The programs offered by UAA (ranging from credentials and certificates to PhDs) are relevant to what our city and state workforce needs. We graduate the largest numbers of students in health care, engineering, business and management, social sciences, hospitality, aviation and diesel mechanics.

The degree programs we offer are a direct bridge to UAA’s commitment to community and social responsibility. Programs like the Surgical Technology program, which was created in partnership with (and funded by) local health care leaders, help fill community needs. Our nursing program delivers degrees to Alaskans here in Anchorage and, as UA’s lead university for health education, we provide our programs in locations across the state. Other examples of UAA community partnerships are the UAA Institute of Social and Economic Research, which is at the forefront of public policy research and often the first place that elected officials turn when they need data to support law and policy, and the ConocoPhillips Arctic Science and Engineering Endowment, an $11M endowment that supports research projects that directly benefit our state.
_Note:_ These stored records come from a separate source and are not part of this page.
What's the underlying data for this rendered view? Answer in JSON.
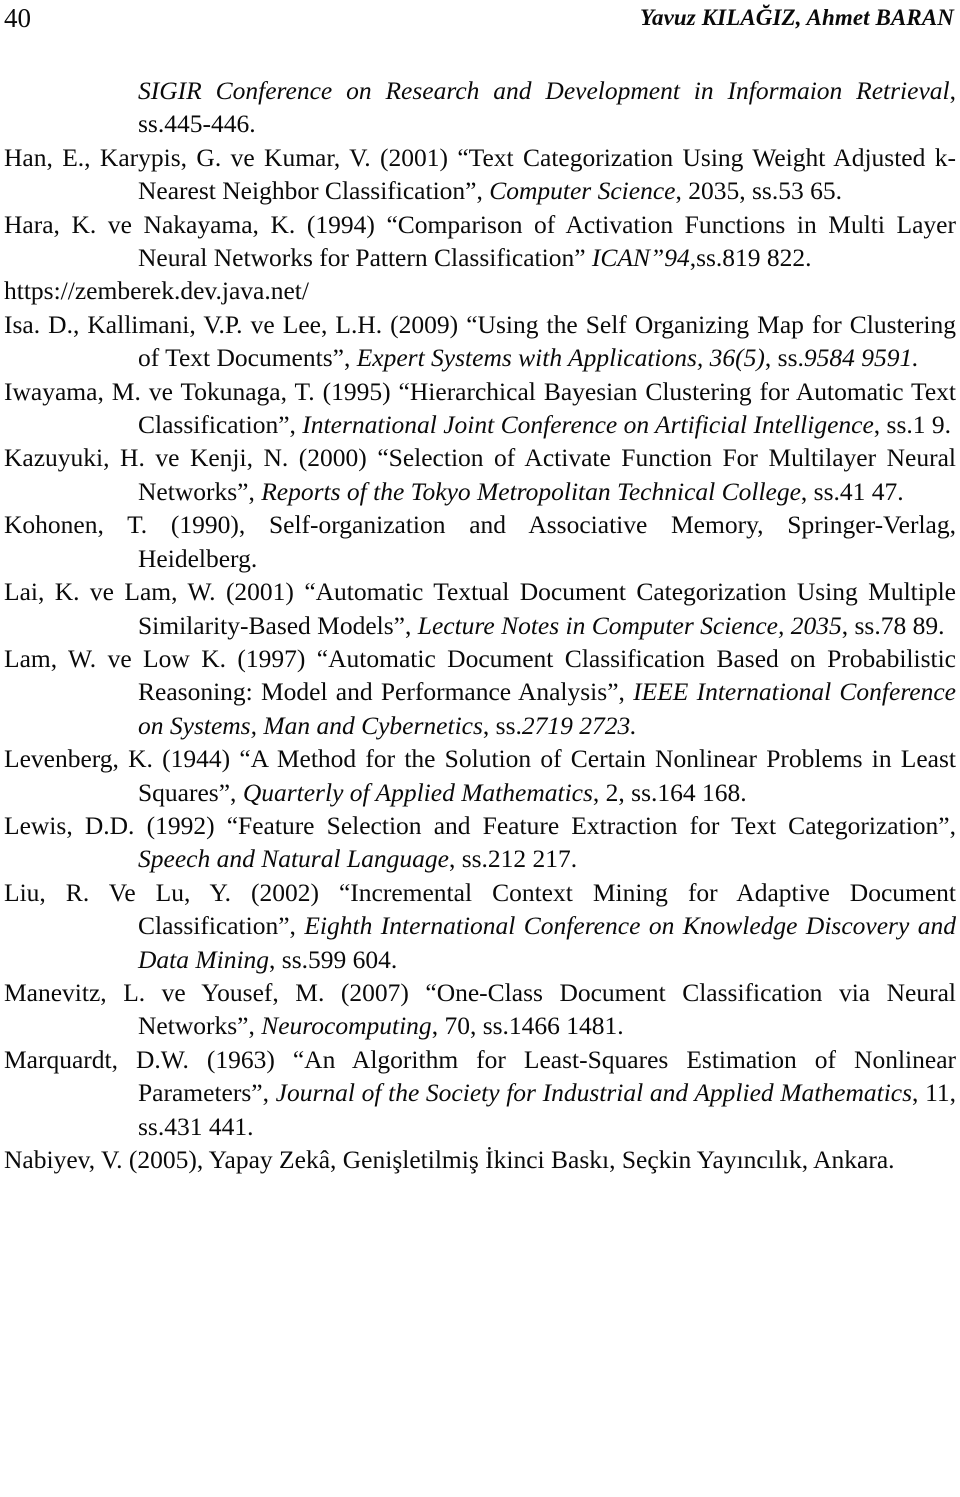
{
  "page": {
    "folio": "40",
    "running_header": "Yavuz KILAĞIZ, Ahmet BARAN"
  },
  "references": [
    {
      "id": "ref-sigir-continuation",
      "continuation": true,
      "runs": [
        {
          "style": "italic",
          "text": "SIGIR Conference on Research and Development in Informaion Retrieval"
        },
        {
          "style": "roman",
          "text": ", ss.445-446."
        }
      ],
      "plain_text": "SIGIR Conference on Research and Development in Informaion Retrieval, ss.445-446."
    },
    {
      "id": "ref-han-2001",
      "continuation": false,
      "runs": [
        {
          "style": "roman",
          "text": "Han, E.,  Karypis, G. ve Kumar, V. (2001) “Text Categorization Using Weight Adjusted k-Nearest Neighbor Classification”, "
        },
        {
          "style": "italic",
          "text": "Computer Science"
        },
        {
          "style": "roman",
          "text": ", 2035, ss.53 65."
        }
      ],
      "plain_text": "Han, E.,  Karypis, G. ve Kumar, V. (2001) “Text Categorization Using Weight Adjusted k-Nearest Neighbor Classification”, Computer Science, 2035, ss.53 65."
    },
    {
      "id": "ref-hara-1994",
      "continuation": false,
      "runs": [
        {
          "style": "roman",
          "text": "Hara, K. ve Nakayama, K. (1994) “Comparison of Activation Functions in Multi Layer Neural Networks for Pattern Classification” "
        },
        {
          "style": "italic",
          "text": "ICAN”94"
        },
        {
          "style": "roman",
          "text": ",ss.819 822."
        }
      ],
      "plain_text": "Hara, K. ve Nakayama, K. (1994) “Comparison of Activation Functions in Multi Layer Neural Networks for Pattern Classification” ICAN”94,ss.819 822."
    },
    {
      "id": "ref-zemberek-url",
      "continuation": false,
      "plain": true,
      "runs": [
        {
          "style": "roman",
          "text": "https://zemberek.dev.java.net/"
        }
      ],
      "plain_text": "https://zemberek.dev.java.net/"
    },
    {
      "id": "ref-isa-2009",
      "continuation": false,
      "runs": [
        {
          "style": "roman",
          "text": "Isa. D., Kallimani, V.P. ve Lee, L.H. (2009) “Using the Self Organizing Map for Clustering of Text Documents”, "
        },
        {
          "style": "italic",
          "text": "Expert Systems with Applications, 36(5)"
        },
        {
          "style": "roman",
          "text": ", ss."
        },
        {
          "style": "italic",
          "text": "9584 9591."
        }
      ],
      "plain_text": "Isa. D., Kallimani, V.P. ve Lee, L.H. (2009) “Using the Self Organizing Map for Clustering of Text Documents”, Expert Systems with Applications, 36(5), ss.9584 9591."
    },
    {
      "id": "ref-iwayama-1995",
      "continuation": false,
      "runs": [
        {
          "style": "roman",
          "text": "Iwayama, M. ve Tokunaga, T. (1995) “Hierarchical Bayesian Clustering for Automatic Text Classification”, "
        },
        {
          "style": "italic",
          "text": "International Joint Conference on Artificial Intelligence"
        },
        {
          "style": "roman",
          "text": ", ss.1 9."
        }
      ],
      "plain_text": "Iwayama, M. ve Tokunaga, T. (1995) “Hierarchical Bayesian Clustering for Automatic Text Classification”, International Joint Conference on Artificial Intelligence, ss.1 9."
    },
    {
      "id": "ref-kazuyuki-2000",
      "continuation": false,
      "runs": [
        {
          "style": "roman",
          "text": "Kazuyuki, H. ve Kenji, N. (2000) “Selection of Activate Function For Multilayer Neural Networks”, "
        },
        {
          "style": "italic",
          "text": "Reports of the Tokyo Metropolitan Technical College"
        },
        {
          "style": "roman",
          "text": ", ss.41 47."
        }
      ],
      "plain_text": "Kazuyuki, H. ve Kenji, N. (2000) “Selection of Activate Function For Multilayer Neural Networks”, Reports of the Tokyo Metropolitan Technical College, ss.41 47."
    },
    {
      "id": "ref-kohonen-1990",
      "continuation": false,
      "runs": [
        {
          "style": "roman",
          "text": "Kohonen, T. (1990), Self-organization and Associative Memory, Springer-Verlag, Heidelberg."
        }
      ],
      "plain_text": "Kohonen, T. (1990), Self-organization and Associative Memory, Springer-Verlag, Heidelberg."
    },
    {
      "id": "ref-lai-2001",
      "continuation": false,
      "runs": [
        {
          "style": "roman",
          "text": "Lai, K. ve Lam, W. (2001) “Automatic Textual Document Categorization Using Multiple Similarity-Based Models”, "
        },
        {
          "style": "italic",
          "text": "Lecture Notes in Computer Science, 2035"
        },
        {
          "style": "roman",
          "text": ", ss.78 89."
        }
      ],
      "plain_text": "Lai, K. ve Lam, W. (2001) “Automatic Textual Document Categorization Using Multiple Similarity-Based Models”, Lecture Notes in Computer Science, 2035, ss.78 89."
    },
    {
      "id": "ref-lam-1997",
      "continuation": false,
      "runs": [
        {
          "style": "roman",
          "text": "Lam, W. ve Low K. (1997) “Automatic Document Classification Based on Probabilistic Reasoning: Model and Performance Analysis”, "
        },
        {
          "style": "italic",
          "text": "IEEE International Conference on Systems, Man and Cybernetics"
        },
        {
          "style": "roman",
          "text": ", ss."
        },
        {
          "style": "italic",
          "text": "2719 2723."
        }
      ],
      "plain_text": "Lam, W. ve Low K. (1997) “Automatic Document Classification Based on Probabilistic Reasoning: Model and Performance Analysis”, IEEE International Conference on Systems, Man and Cybernetics, ss.2719 2723."
    },
    {
      "id": "ref-levenberg-1944",
      "continuation": false,
      "runs": [
        {
          "style": "roman",
          "text": "Levenberg, K. (1944) “A Method for the Solution of Certain Nonlinear Problems in Least Squares”,  "
        },
        {
          "style": "italic",
          "text": "Quarterly of Applied Mathematics"
        },
        {
          "style": "roman",
          "text": ", 2, ss.164 168."
        }
      ],
      "plain_text": "Levenberg, K. (1944) “A Method for the Solution of Certain Nonlinear Problems in Least Squares”, Quarterly of Applied Mathematics, 2, ss.164 168."
    },
    {
      "id": "ref-lewis-1992",
      "continuation": false,
      "runs": [
        {
          "style": "roman",
          "text": "Lewis, D.D. (1992) “Feature Selection and Feature Extraction for Text Categorization”, "
        },
        {
          "style": "italic",
          "text": "Speech and Natural Language"
        },
        {
          "style": "roman",
          "text": ",  ss.212 217."
        }
      ],
      "plain_text": "Lewis, D.D. (1992) “Feature Selection and Feature Extraction for Text Categorization”, Speech and Natural Language,  ss.212 217."
    },
    {
      "id": "ref-liu-2002",
      "continuation": false,
      "runs": [
        {
          "style": "roman",
          "text": "Liu, R. Ve Lu, Y. (2002) “Incremental Context Mining for Adaptive Document Classification”, "
        },
        {
          "style": "italic",
          "text": "Eighth International Conference on Knowledge Discovery and Data Mining"
        },
        {
          "style": "roman",
          "text": ", ss.599 604."
        }
      ],
      "plain_text": "Liu, R. Ve Lu, Y. (2002) “Incremental Context Mining for Adaptive Document Classification”, Eighth International Conference on Knowledge Discovery and Data Mining, ss.599 604."
    },
    {
      "id": "ref-manevitz-2007",
      "continuation": false,
      "runs": [
        {
          "style": "roman",
          "text": "Manevitz, L. ve Yousef, M. (2007) “One-Class Document Classification via Neural Networks”, "
        },
        {
          "style": "italic",
          "text": "Neurocomputing"
        },
        {
          "style": "roman",
          "text": ", 70, ss.1466 1481."
        }
      ],
      "plain_text": "Manevitz, L. ve Yousef, M. (2007) “One-Class Document Classification via Neural Networks”, Neurocomputing, 70, ss.1466 1481."
    },
    {
      "id": "ref-marquardt-1963",
      "continuation": false,
      "runs": [
        {
          "style": "roman",
          "text": "Marquardt, D.W. (1963) “An Algorithm for Least-Squares Estimation of Nonlinear Parameters”, "
        },
        {
          "style": "italic",
          "text": "Journal of the Society for Industrial and Applied Mathematics"
        },
        {
          "style": "roman",
          "text": ", 11, ss.431 441."
        }
      ],
      "plain_text": "Marquardt, D.W. (1963) “An Algorithm for Least-Squares Estimation of Nonlinear Parameters”, Journal of the Society for Industrial and Applied Mathematics, 11, ss.431 441."
    },
    {
      "id": "ref-nabiyev-2005",
      "continuation": false,
      "runs": [
        {
          "style": "roman",
          "text": "Nabiyev, V. (2005), Yapay Zekâ, Genişletilmiş İkinci Baskı, Seçkin Yayıncılık, Ankara."
        }
      ],
      "plain_text": "Nabiyev, V. (2005), Yapay Zekâ, Genişletilmiş İkinci Baskı, Seçkin Yayıncılık, Ankara."
    }
  ]
}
Because of projects like these and UAA’s dedication to community service (Seawolf Athletes alone donate over 2,700 hours of community service every year), UAA was recently commended by the Northwest Commission on Colleges and Universities for its community engagement.
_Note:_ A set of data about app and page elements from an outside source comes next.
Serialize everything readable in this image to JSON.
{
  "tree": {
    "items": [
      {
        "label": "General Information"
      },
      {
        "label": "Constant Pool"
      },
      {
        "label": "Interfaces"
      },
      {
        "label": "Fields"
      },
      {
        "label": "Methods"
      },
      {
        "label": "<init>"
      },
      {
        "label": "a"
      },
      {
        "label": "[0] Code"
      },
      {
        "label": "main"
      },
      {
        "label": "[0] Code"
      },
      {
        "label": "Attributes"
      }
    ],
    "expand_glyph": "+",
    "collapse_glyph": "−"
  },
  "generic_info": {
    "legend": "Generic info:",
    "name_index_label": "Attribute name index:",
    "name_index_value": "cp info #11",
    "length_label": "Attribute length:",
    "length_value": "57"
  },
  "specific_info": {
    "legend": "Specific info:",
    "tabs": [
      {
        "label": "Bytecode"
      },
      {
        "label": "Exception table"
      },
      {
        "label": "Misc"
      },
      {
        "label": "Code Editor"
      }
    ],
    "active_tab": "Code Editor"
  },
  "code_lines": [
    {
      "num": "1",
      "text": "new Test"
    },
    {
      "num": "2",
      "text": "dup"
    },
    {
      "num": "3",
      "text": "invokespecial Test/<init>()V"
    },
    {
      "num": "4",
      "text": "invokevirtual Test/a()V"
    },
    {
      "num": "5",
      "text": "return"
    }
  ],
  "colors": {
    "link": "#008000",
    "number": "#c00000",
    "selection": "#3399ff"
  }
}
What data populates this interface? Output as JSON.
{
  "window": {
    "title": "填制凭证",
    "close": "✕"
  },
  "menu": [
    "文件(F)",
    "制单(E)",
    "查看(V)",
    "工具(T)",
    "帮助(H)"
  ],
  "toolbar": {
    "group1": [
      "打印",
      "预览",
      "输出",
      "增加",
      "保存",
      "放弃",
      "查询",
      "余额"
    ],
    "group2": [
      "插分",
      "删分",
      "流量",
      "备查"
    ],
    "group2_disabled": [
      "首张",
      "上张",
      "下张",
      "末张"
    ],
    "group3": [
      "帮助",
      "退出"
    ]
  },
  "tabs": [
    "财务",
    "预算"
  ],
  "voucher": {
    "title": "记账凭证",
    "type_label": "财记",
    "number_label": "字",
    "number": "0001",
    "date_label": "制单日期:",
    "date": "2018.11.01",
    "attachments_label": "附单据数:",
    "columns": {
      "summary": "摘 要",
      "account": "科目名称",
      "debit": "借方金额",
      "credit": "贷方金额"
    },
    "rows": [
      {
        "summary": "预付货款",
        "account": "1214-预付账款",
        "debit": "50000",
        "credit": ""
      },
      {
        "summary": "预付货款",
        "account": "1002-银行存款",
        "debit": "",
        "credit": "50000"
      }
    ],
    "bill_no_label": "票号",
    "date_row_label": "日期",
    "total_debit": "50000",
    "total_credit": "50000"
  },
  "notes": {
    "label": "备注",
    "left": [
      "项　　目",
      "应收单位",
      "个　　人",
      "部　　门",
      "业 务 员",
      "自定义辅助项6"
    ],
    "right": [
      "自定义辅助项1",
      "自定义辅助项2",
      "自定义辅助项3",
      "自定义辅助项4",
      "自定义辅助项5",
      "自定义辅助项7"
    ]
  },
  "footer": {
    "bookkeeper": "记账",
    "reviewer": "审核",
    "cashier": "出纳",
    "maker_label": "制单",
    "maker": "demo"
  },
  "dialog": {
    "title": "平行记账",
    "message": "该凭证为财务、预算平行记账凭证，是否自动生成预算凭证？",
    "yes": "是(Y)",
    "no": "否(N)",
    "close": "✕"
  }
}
UAA is not the “ivory tower,” it never has been. We are proud of who we are, a university of place. UAA is accessible, engaged and connected and we care about our communities, region and state. Our people embody our mission and we are positioned to do even more in the future. I invite you to share in the greatness that I have come to see at UAA. Attend one of the many open events on campus, use our library, hire a graduate, support a scholarship, or take a class. That is what attracted me to UAA from my first campus interview. I took the job and I haven’t looked back.

Cathy Sandeen has been Chancellor of UAA since September 2018.

• Cathy Sandeen has been Chancellor of UAA since September 2018.

More in Opinion

The Alaska Capitol on Monday, Jan. 16, 2023, in Juneau, Alaska. (AP Photo/Becky Bohrer)
Alaska Voices: Legislature deserves credit

A special session shouldn’t have been necessary, but at least it was only one day instead of 30 days.

Alaska State Troopers logo.
Alaska Voices: Please be safe, courteous, and legal as you fish in Alaska this summer

As you head out to hit the water this year, here are a few tips to help you have a safe and citation free season

An observer makes an entry in the Fish Map App on Prince of Wales Island. (Photo by Lee House/courtesy Salmon State)
Alaska Voices: Document Alaska rivers with new fish map app

The app provides a way for everyday Alaskans to document rivers home to wild salmon, whitefish, eulachon and other ocean-going fish — and earn money doing it

(Peter Segall / Juneau Empire File)
Opinion: Sustainability report is a greenwashing effort

Report leaves out “the not-so-pretty.”

Pictured is an adult Chinook salmon swimming in Ship Creek, Anchorage. (Photo: U.S. Fish and Wildlife Service)
Voices of the Peninsula: Proactive measures key to king salmon recovery

I have been sport fishing king salmon along the eastern shores of Cook Inlet and in the Kenai River since 1977

U.S. Sen. Lisa Murkowski (Mark Sabbatini / Juneau Empire)
Honoring the fallen on Memorial Day

As we honor the men and women who fell in service to our nation, we must keep their memories alive through their stories

Shana Loshbaugh (Courtesy photo)
History conference seeking input from peninsula people

The Alaska Historical Society will hold its annual conference on the central peninsula this fall

Coach Dan Gensel (left) prepares to get his ear pierced to celebrate Soldotna High School’s first team-sport state championship on Friday, Febr. 12, 1993 in Soldotna, Alaska. Gensel, who led the Soldotna High School girls basketball team to victory, had promised his team earlier in the season that he would get his ear pierced if they won the state title. (Rusty Swan/Peninsula Clarion)
Remembering my friend, Dan Gensel

It’s a friendship that’s both fixed in time and eternal

(Clarise Larson / Juneau Empire File)
Opinion: The false gods in America’s gun culture

HB 61 is a solution in search of a problem.

Most Read